A group of food safety experts were identified from Denmark, Finland, Norway and Sweden and asked about their perceptions for foodborne outbreaks over the next decade.
The likely cause of a foodborne outbreak was vegetables and vegetable products, followed by herbs, spices and condiments, fish and other seafood, meat and meat products and fruit and fruit products.
Alcoholic beverages and sugar and confectionery were voted as unlikely sources for foodborne outbreaks.
Swedish respondents more often selected herbs and spices as likely vehicles of foodborne transmission, perhaps due to recent experience of the severe EHEC outbreak in Germany and France, said the study.
Finnish respondents selected fish as a likely vehicle, perhaps due a larger share of imported fish products, added the authors.
Critical point in the chain
Imports were identified as the most likely critical points of agent proliferation generating an increase in outbreaks, closely followed by food service with food transport the most unlikely point.
Increased import of foreign food and consumption of raw food scored highly as the likely drivers of foodborne outbreaks.

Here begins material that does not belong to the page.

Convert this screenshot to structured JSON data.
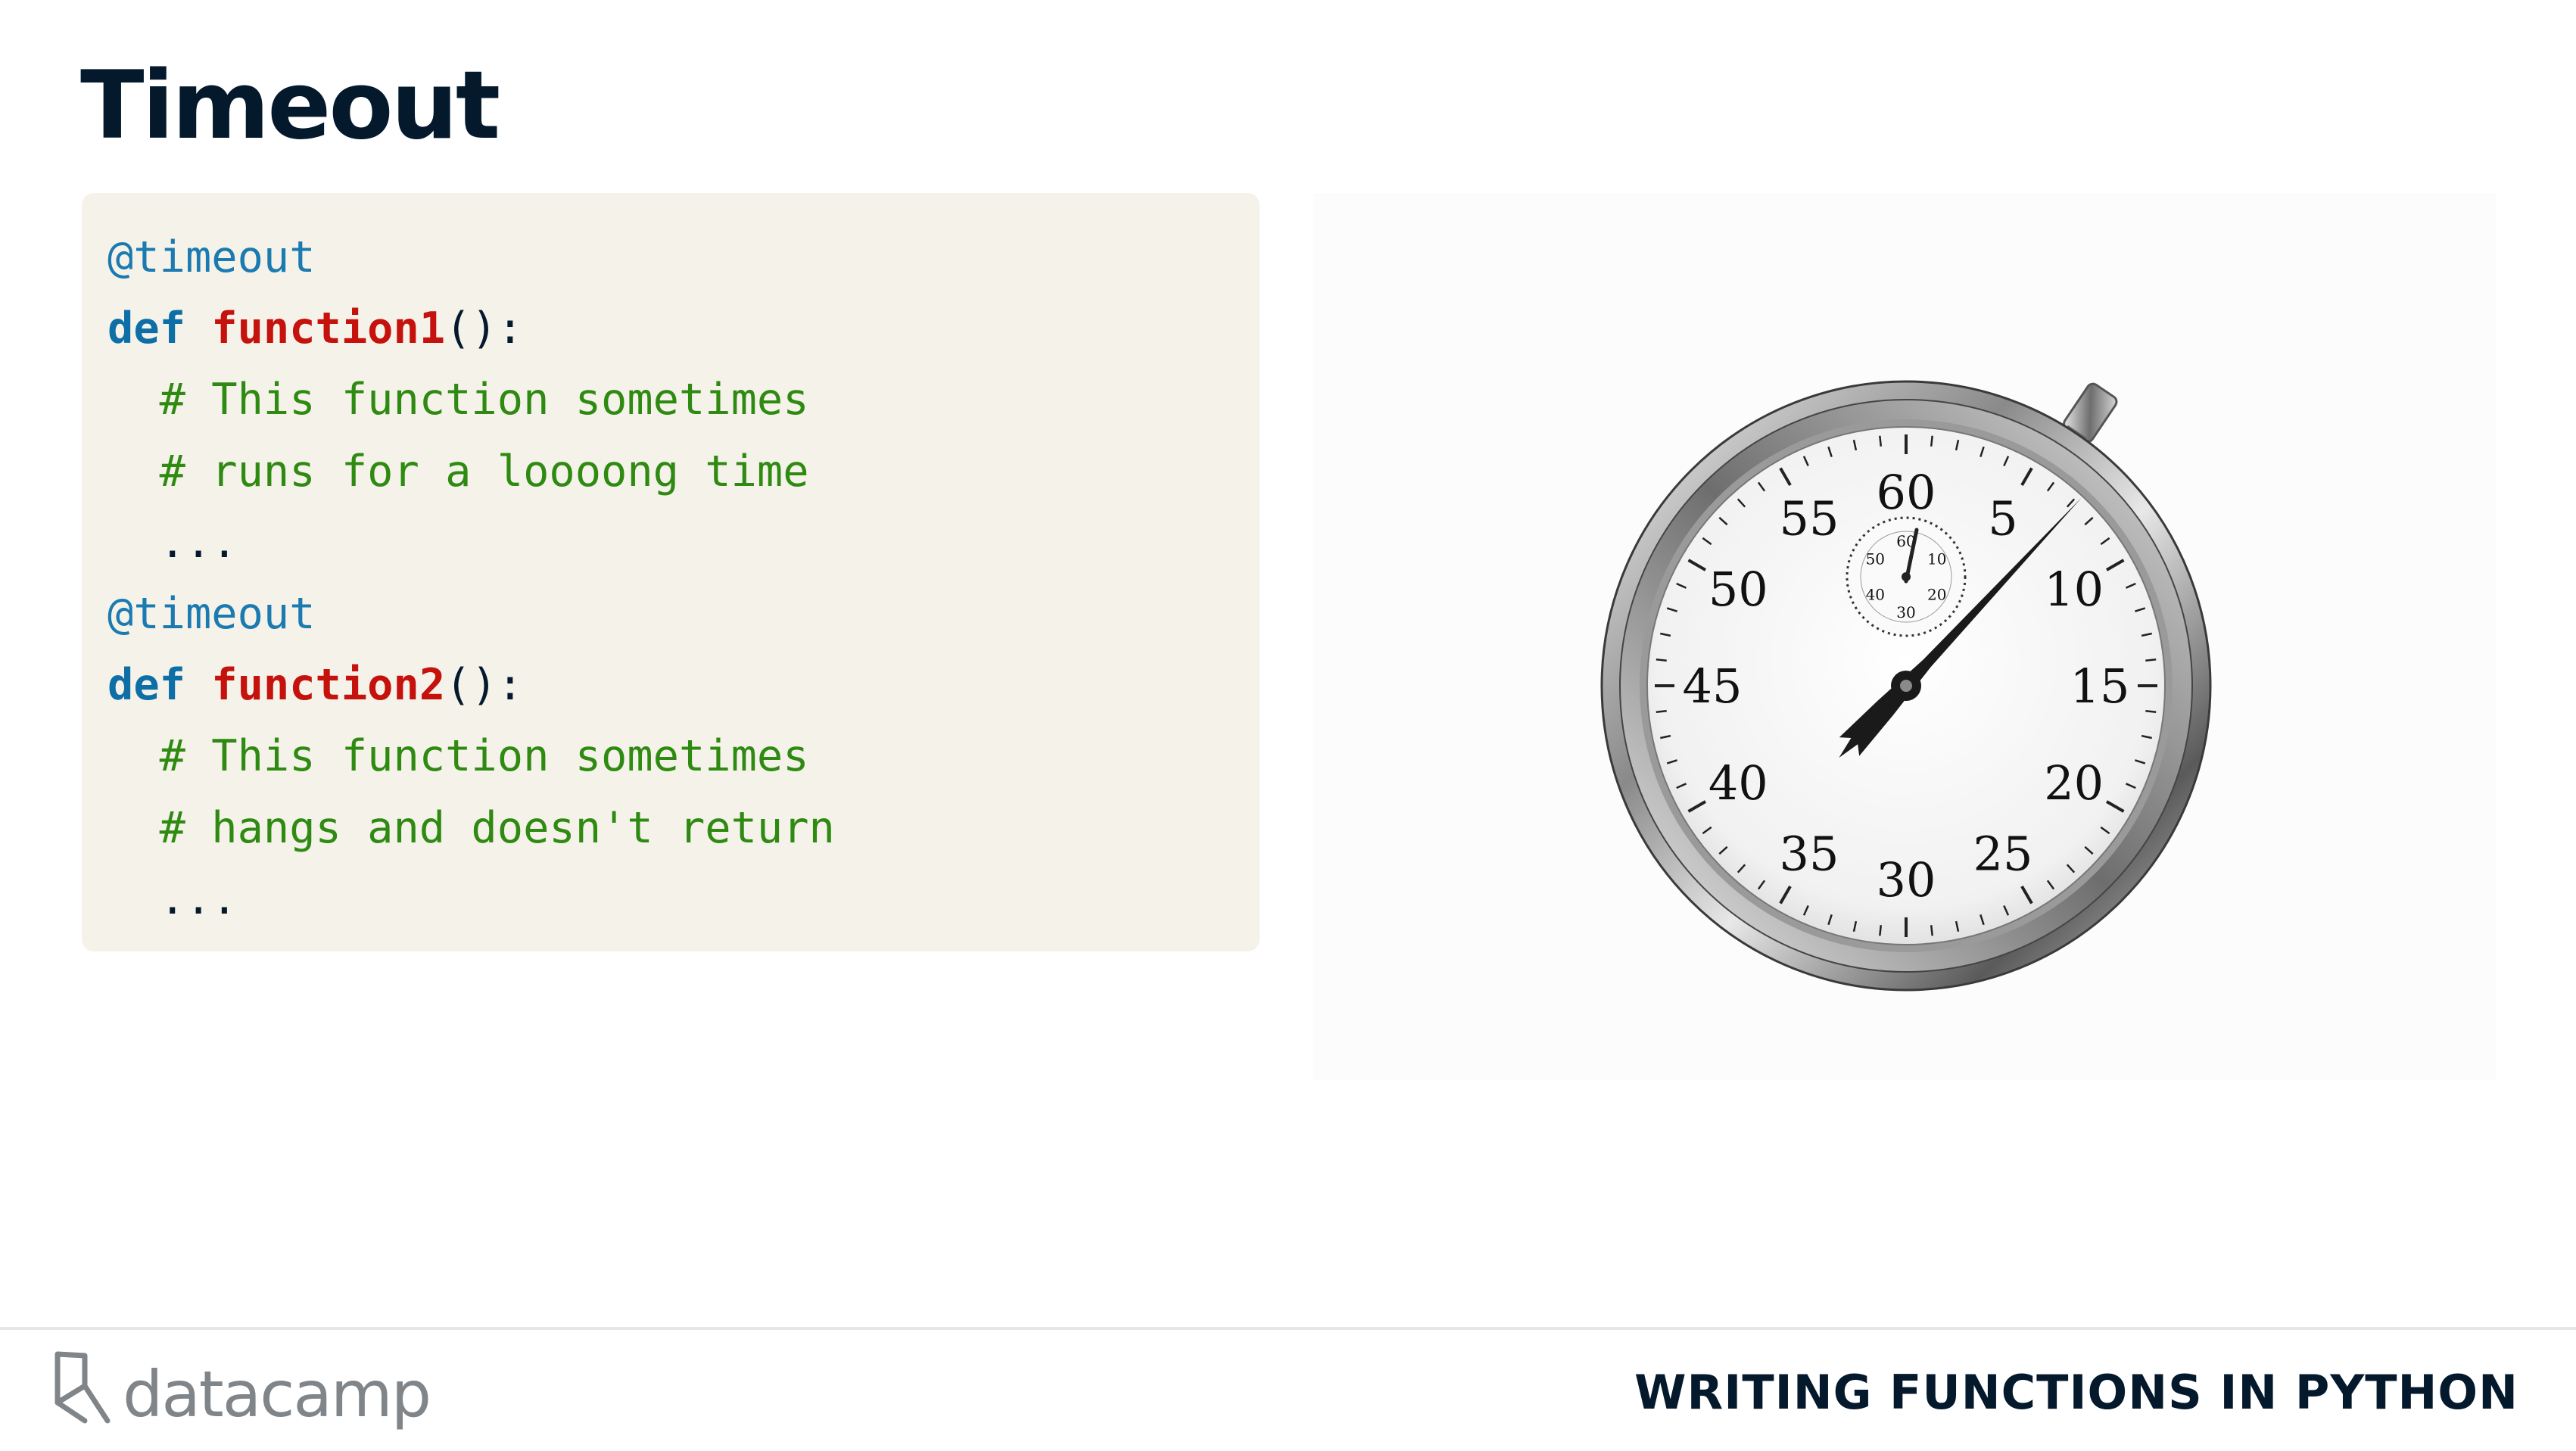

The survery looked at addressing the issue of potential changes in future outbreaks of human foodborne and waterborne diseases relating to 2011-2020, compared with the previous decade.
61 respondents voted that it was unlikely that the number of outbreaks will decrease by at least 10%.
Almost 50% thought that it was likely that there would be increasing exposure to known foodborne disease agents, while the emergence of new foodborne disease agents, or new variants of known agents was cited as a concern.
The survey involved Livsmedelsverket (National Food Agency), Sweden, Mattilsynet (Norwegian Food Safety Authority), Evira (Finnish Food Safety Authority) and DTU Fødevareinstituttet (National Food Institute, Technical University of Denmark.
It was conducted online from December 2011 to May 2012 with 110 respondents.
The 19 questions covered beliefs about outbreak trends, characteristics of a potential positive trend, the drivers of such a potentially increasing number of outbreaks, and background questions on nationality, education and professional experience of risk management, assessment and communication.
See the survey HERE